A report on Friday suggested that dementia might not be the epidemic we had been led to believe, showing that there were 22% fewer people aged over 65 with dementia in 2011 than had been predicted in 1990. But even one case of this devastating illness is one too many.
My mum was diagnosed with early onset Alzheimer’s disease, which affects about 14,000 people aged under 65 in the UK, three years ago. At the time, my dad said she “would not be what she was”, and he wasn’t wrong. My mum was an inspirational woman who worked harder than anyone I have ever met, ran the family home like a military operation, and was active, healthy and successful. I always imagined this kind, loving woman would be around for ever. But what was once second nature to her is now a daily struggle.
I liken Alzheimer’s disease to a burglar who keeps coming back, no matter how many security systems you put in place, taking more and more until there is nothing left. It is a uniquely cruel disease that dismantles personalities and strips away the ability to perform basic tasks, such as washing and getting dressed, while triggering deeply upsetting behaviours.
My mum did everything right in her life. Now she is being catastrophically let down by those who should be helping her
My mum did nothing to bring on her Alzheimer’s, but there is no way to prevent it. That is what makes dementia so terrifying: it can happen to any of us. When my mum was diagnosed, we were unprepared. We should have been told what to expect and when to expect it. My mum was given sage dietary advice, and told to do crosswords and take exercise, but not helped to plan for what would happen when the disease took hold.
Her deterioration was so rapid that it completely overwhelmed us. Doctors, when you can access them, only provide more tablets, one of which made my mum extremely aggressive. Everything we have done since has been reactive, such as obtaining power of attorney: an unnecessarily complicated and costly means of managing her finances in order to care for her properly. Individuals with dementia and their families are essentially cast adrift, and the only sources of useful information are underfunded, over-stretched charities.

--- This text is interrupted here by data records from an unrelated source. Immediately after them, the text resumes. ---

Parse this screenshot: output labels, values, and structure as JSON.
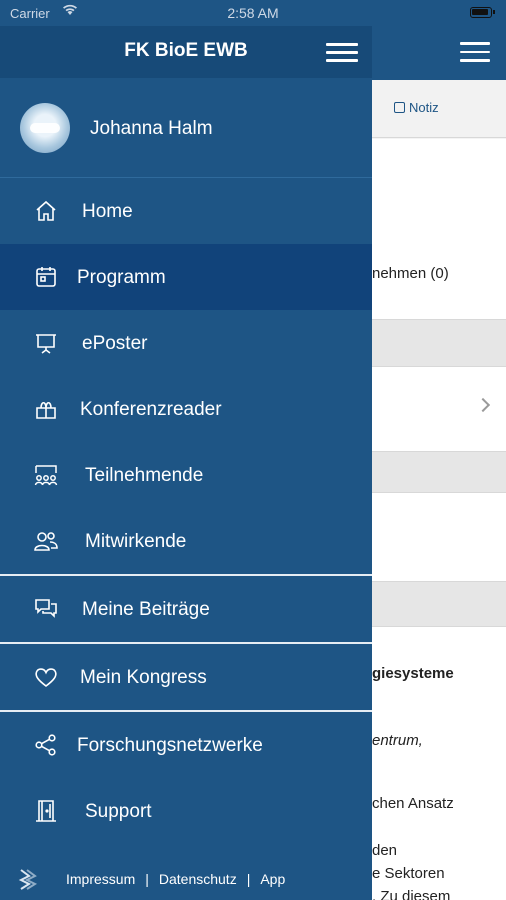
{
  "status_bar": {
    "carrier": "Carrier",
    "time": "2:58 AM"
  },
  "background": {
    "note_label": "Notiz",
    "text_lines": [
      "nehmen (0)",
      "giesysteme",
      "entrum,",
      "chen Ansatz",
      "den",
      "e Sektoren",
      ". Zu diesem"
    ]
  },
  "drawer": {
    "title": "FK BioE EWB",
    "profile_name": "Johanna Halm",
    "items": [
      {
        "label": "Home",
        "icon": "home-icon"
      },
      {
        "label": "Programm",
        "icon": "calendar-icon",
        "active": true
      },
      {
        "label": "ePoster",
        "icon": "presentation-icon"
      },
      {
        "label": "Konferenzreader",
        "icon": "book-icon"
      },
      {
        "label": "Teilnehmende",
        "icon": "audience-icon"
      },
      {
        "label": "Mitwirkende",
        "icon": "people-icon"
      },
      {
        "label": "Meine Beiträge",
        "icon": "chat-bubbles-icon"
      },
      {
        "label": "Mein Kongress",
        "icon": "heart-icon"
      },
      {
        "label": "Forschungsnetzwerke",
        "icon": "share-icon"
      },
      {
        "label": "Support",
        "icon": "door-icon"
      }
    ],
    "footer": {
      "links": [
        "Impressum",
        "Datenschutz",
        "App"
      ],
      "separator": "|"
    }
  },
  "colors": {
    "drawer_bg": "#1e5585",
    "active_bg": "#11437a",
    "header_bg": "#174a78"
  }
}
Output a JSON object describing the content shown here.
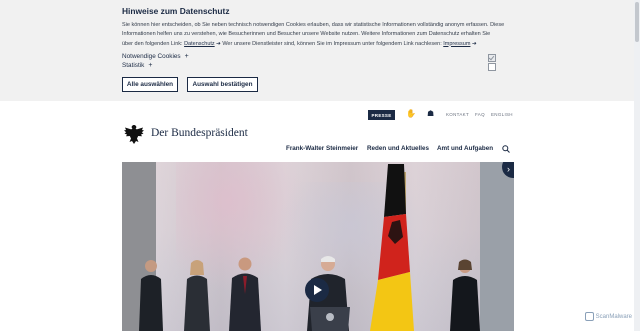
{
  "cookie": {
    "title": "Hinweise zum Datenschutz",
    "line1": "Sie können hier entscheiden, ob Sie neben technisch notwendigen Cookies erlauben, dass wir statistische Informationen vollständig anonym erfassen. Diese",
    "line2": "Informationen helfen uns zu verstehen, wie Besucherinnen und Besucher unsere Website nutzen. Weitere Informationen zum Datenschutz erhalten Sie",
    "line3_pre": "über den folgenden Link: ",
    "link_datenschutz": "Datenschutz",
    "line3_mid": " Wer unsere Dienstleister sind, können Sie im Impressum unter folgendem Link nachlesen: ",
    "link_impressum": "Impressum",
    "option_necessary": "Notwendige Cookies",
    "option_statistics": "Statistik",
    "button_select_all": "Alle auswählen",
    "button_confirm": "Auswahl bestätigen"
  },
  "header": {
    "presse": "PRESSE",
    "kontakt": "KONTAKT",
    "faq": "FAQ",
    "english": "ENGLISH",
    "logo_text": "Der Bundespräsident"
  },
  "nav": {
    "items": [
      "Frank-Walter Steinmeier",
      "Reden und Aktuelles",
      "Amt und Aufgaben"
    ]
  },
  "hero": {
    "next_glyph": "›"
  },
  "watermark": {
    "text": "ScanMalware"
  },
  "colors": {
    "navy": "#1b2a44",
    "banner_bg": "#f1f1f1",
    "flag_black": "#111111",
    "flag_red": "#d0231c",
    "flag_gold": "#f3c614"
  },
  "icons": [
    "sign-language-icon",
    "easy-language-icon",
    "search-icon",
    "play-icon",
    "next-arrow-icon",
    "plus-icon"
  ]
}
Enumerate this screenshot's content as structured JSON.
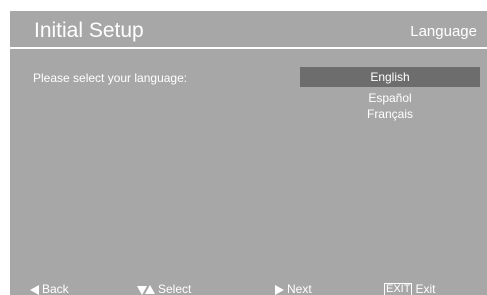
{
  "header": {
    "title": "Initial Setup",
    "section": "Language"
  },
  "main": {
    "prompt": "Please select your language:",
    "languages": [
      {
        "label": "English",
        "selected": true
      },
      {
        "label": "Español",
        "selected": false
      },
      {
        "label": "Français",
        "selected": false
      }
    ]
  },
  "footer": {
    "back": {
      "icon": "triangle-left-icon",
      "label": "Back"
    },
    "select": {
      "icon": "up-down-arrows-icon",
      "label": "Select"
    },
    "next": {
      "icon": "triangle-right-icon",
      "label": "Next"
    },
    "exit": {
      "key_label": "EXIT",
      "label": "Exit"
    }
  },
  "colors": {
    "background": "#a7a7a7",
    "selection": "#6d6d6d",
    "text": "#ffffff"
  }
}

Many of these, such as the Alzheimer’s Society, have done amazing work to educate the public about dementia, but where they succeed, institutions fail. There are 850,000 people in the UK with dementia, but the support available ranges from the comic to the tragic. David Cameron has promised £300m for dementia research, but since he took office, the care and assistance provided at a local level has been swept away by councils needing to cut costs. People with more than £23,500 in assets or savings have to pay for their own care, which can cost as much as £50,000 a year for a residential home. By postponing the £72,000 cap on lifetime care costs it promised, the Conservative party has condemned thousands of people to continue losing savings built up over a lifetime, and some to have to sell their homes to fund care.
This means the fairest and most sensible option is caring for loved ones at home. Despite my mum’s deterioration, we are determined to do this, but it places enormous demands on us all. My dad just about manages to work part-time while my sister and I try to fill in the gaps. With the help of carers costing upwards of £15 an hour, we provide 24-hour care. Given her propensity to seizures and confusion, coupled with a tendency to wander off, this patchwork system is essential for my mum’s safety.
Figures show that one in four hospital beds is occupied by someone with dementia. By putting councils in a position where they cannot provide genuine respite care or day care services, the government is driving thousands of people with Alzheimer’s into hospitals. Having spent several nights in hospital with my mum, because there was nowhere else to go, I know how distressing it was for her. She was tested for every possible illness over eight hours, only to be told she was physically fine. Even specialists do not always understand the condition. One told us that we should keep my mum on one floor of the house to prevent falls, when any carer knows that younger people with the disease are prone to constantly walking around.
Respite care is expensive, extremely difficult to arrange and, even if you find a place, the standard of care your loved one receives varies wildly. Some of the respite homes we were allocated had been rated inadequate by the Care Quality Commission, but desperate people have no choice. And respite is just a short break from what feels like a never-ending nightmare. I spend many of my non-working hours looking after my mum, and it is a lonely and isolating existence. I feel alienated and detached from other 25-year-olds. My tiredness comes not from too many nights out, but being awoken at 4.30am by someone with no awareness of what time it is. Not only am I grieving for a parent far earlier than anyone should, but I am trapped in a world that few people my age can comprehend.
My mum did everything right in her life. Now she is being catastrophically let down by those who should be helping her. While the care and support available remains so inadequate, Alzheimer’s disease will continue to inflict unnecessary suffering both on those living with the disease, and their families. If and when we can no longer look after my mum, I want her to be cared for by attentive, experienced staff members who have the time to do their job properly and are paid fairly. Too many care homes are poorly staffed, overburdened and lack a sense of dignity. This country owes my mum and the thousands like her so much more.
Originally published on The Guardian on August 25 2015.